This guide assumes that the drivers for your network card are properly set up. Otherwise, it would be too complicated to cover all vendors and chipsets.

Find Network Interface Card

Figure out the name of the interface for your wireless card

The interface name of cards for different vendors may be different, which is why this step is needed:

ls /sys/class/net

This will list the interface names for all NICs on your computer. It will probably include eth0 (hardwired NIC), lo (loopback interface for the localhost), and something for your wireless card (like wifi0, or wlan0).

For these steps let's call whatever name you find for your wireless NIC [wifi interface].

If you have multiple wireless cards, all of them will be listed. To be sure that the interface that you select is a wireless interface, you can check that its directory contains a "wireless" folder:

cd /sys/class/net/[wifi interface]/wireless/

Release network connections

Just to be sure it's not being used, bring your interface down, release your DHCP connection and then put it back up:

sudo ip link set dev [wifi interface] down
sudo dhclient -r [wifi interface]
sudo ip link set dev [wifi interface] up

Many of these commands require superuser priviledges (i.e. root access), so the sudo command precedes them. Of course, you could always use "sudo -s" or some other method to login to a shell as the root account, but why complicate matters?

Scan

Scan for open networks

sudo iwlist [wifi interface] scan

Note: In tests this command only worked with Atheros cards.

This should return results that look something like this:

wlan0 Scan completed :
Cell 01 - Address: 00:04:E2:D0:D1:96
ESSID:"SMC"
Mode:Master
Channel:6
Frequency:2.437 GHz
Quality=78/100 Signal level=-56 dBm Noise level=-127 dBm
Encryption key:off
Bit Rates:1 Mb/s; 2 Mb/s; 5.5 Mb/s; 11 Mb/s; 6 Mb/s
9 Mb/s; 12 Mb/s; 18 Mb/s; 24 Mb/s; 36 Mb/s
48 Mb/s; 54 Mb/s
Extra:tsf=00000039cdb32ac3

The ESSID, Frequency and Address are the most important labels here (quality may also factor into your decision, too... higher is better).

Setup Network Interface Card

Set the wireless NIC so that it will connect to the found wireless network:

sudo iwconfig [wifi interface] ap [whatever you found for the MAC address]
sudo iwconfig [wifi interface] essid [whatever you found for essid]
sudo iwconfig [wifi interface] freq [whatever you found for frequency]G

Note the "G" after the frequency, to denote "GHz".

Acuire Network Address

Acquire a DHCP address from your wireless router:

sudo dhclient [wifi interface]

Okay... assuming that your DHCP address was acquired properly, you should have a internet connection all set up. Now, this is probably too complicated of a process to do by hand, but there are a number of ways to automate it. That's outside the scope of this tutorial!

Compatable Chipsets

It has become apparent that not all wireless interface cards work with the scan command.
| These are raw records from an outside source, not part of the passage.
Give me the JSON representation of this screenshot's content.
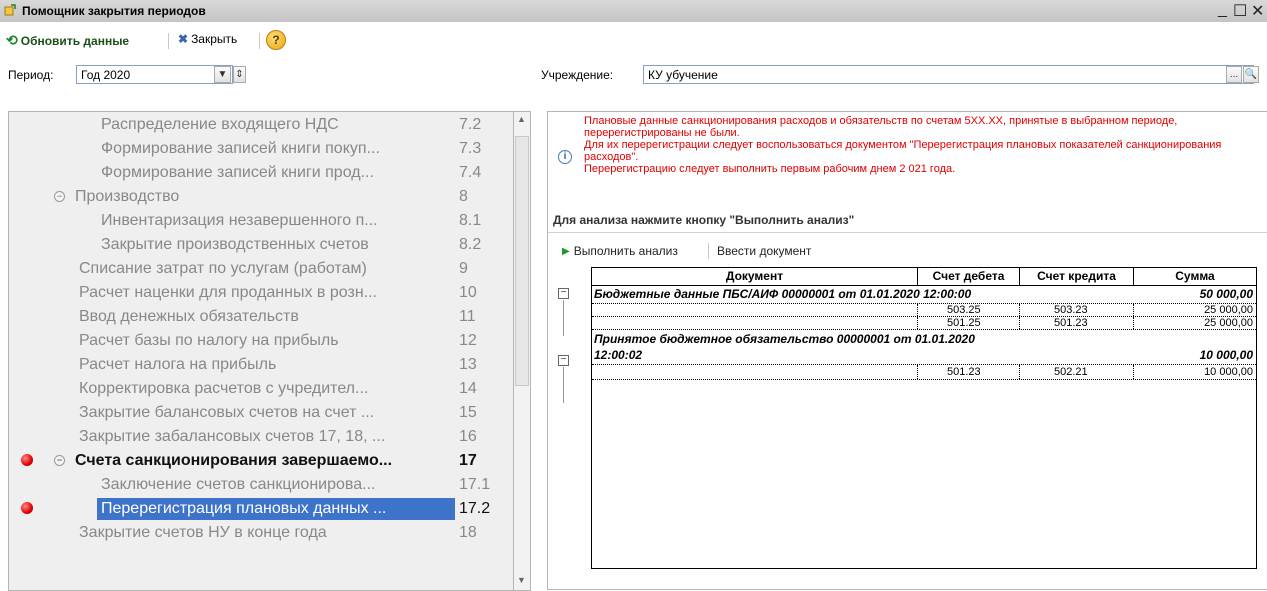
{
  "window": {
    "title": "Помощник закрытия периодов"
  },
  "toolbar": {
    "refresh_label": "Обновить данные",
    "close_label": "Закрыть",
    "help": "?"
  },
  "filters": {
    "period_label": "Период:",
    "period_value": "Год 2020",
    "institution_label": "Учреждение:",
    "institution_value": "КУ убучение"
  },
  "tree": [
    {
      "label": "Распределение входящего НДС",
      "num": "7.2"
    },
    {
      "label": "Формирование записей книги покуп...",
      "num": "7.3"
    },
    {
      "label": "Формирование записей книги прод...",
      "num": "7.4"
    },
    {
      "label": "Производство",
      "num": "8"
    },
    {
      "label": "Инвентаризация незавершенного п...",
      "num": "8.1"
    },
    {
      "label": "Закрытие производственных счетов",
      "num": "8.2"
    },
    {
      "label": "Списание затрат по услугам (работам)",
      "num": "9"
    },
    {
      "label": "Расчет наценки для проданных в розн...",
      "num": "10"
    },
    {
      "label": "Ввод денежных обязательств",
      "num": "11"
    },
    {
      "label": "Расчет базы по налогу на прибыль",
      "num": "12"
    },
    {
      "label": "Расчет налога на прибыль",
      "num": "13"
    },
    {
      "label": "Корректировка расчетов с учредител...",
      "num": "14"
    },
    {
      "label": "Закрытие балансовых счетов на счет ...",
      "num": "15"
    },
    {
      "label": "Закрытие забалансовых счетов 17, 18, ...",
      "num": "16"
    },
    {
      "label": "Счета санкционирования завершаемо...",
      "num": "17"
    },
    {
      "label": "Заключение счетов санкционирова...",
      "num": "17.1"
    },
    {
      "label": "Перерегистрация плановых данных ...",
      "num": "17.2"
    },
    {
      "label": "Закрытие счетов НУ в конце года",
      "num": "18"
    }
  ],
  "message": {
    "line1": "Плановые данные санкционирования расходов и обязательств по счетам 5ХХ.ХХ, принятые в выбранном периоде, перерегистрированы не были.",
    "line2": "Для их перерегистрации следует воспользоваться документом \"Перерегистрация плановых показателей санкционирования расходов\".",
    "line3": "Перерегистрацию следует выполнить первым рабочим днем 2 021 года."
  },
  "analysis": {
    "header": "Для анализа нажмите кнопку \"Выполнить анализ\"",
    "run_label": "Выполнить анализ",
    "enter_label": "Ввести документ"
  },
  "grid": {
    "columns": [
      "Документ",
      "Счет дебета",
      "Счет кредита",
      "Сумма"
    ],
    "groups": [
      {
        "document": "Бюджетные данные ПБС/АИФ 00000001 от 01.01.2020 12:00:00",
        "sum": "50 000,00",
        "rows": [
          {
            "debit": "503.25",
            "credit": "503.23",
            "sum": "25 000,00"
          },
          {
            "debit": "501.25",
            "credit": "501.23",
            "sum": "25 000,00"
          }
        ]
      },
      {
        "document_line1": "Принятое бюджетное обязательство 00000001 от 01.01.2020",
        "document_line2": "12:00:02",
        "sum": "10 000,00",
        "rows": [
          {
            "debit": "501.23",
            "credit": "502.21",
            "sum": "10 000,00"
          }
        ]
      }
    ]
  }
}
Can you add your results to the table below.

Command to find the manufacture and model of your pci card is:

lspci

Type

Manufacture

Model

Pass

Fail

pci

RaLink

RT2561/RT61

x

pci

Atheros

AR5212/AR5213

x

Authors

mbsullivan - Ubuntu Forums


CategoryNetworking CategoryWireless

WifiDocs/Scan_for_Wireless_Network (last edited 2011-05-11 06:57:47 by jengelh)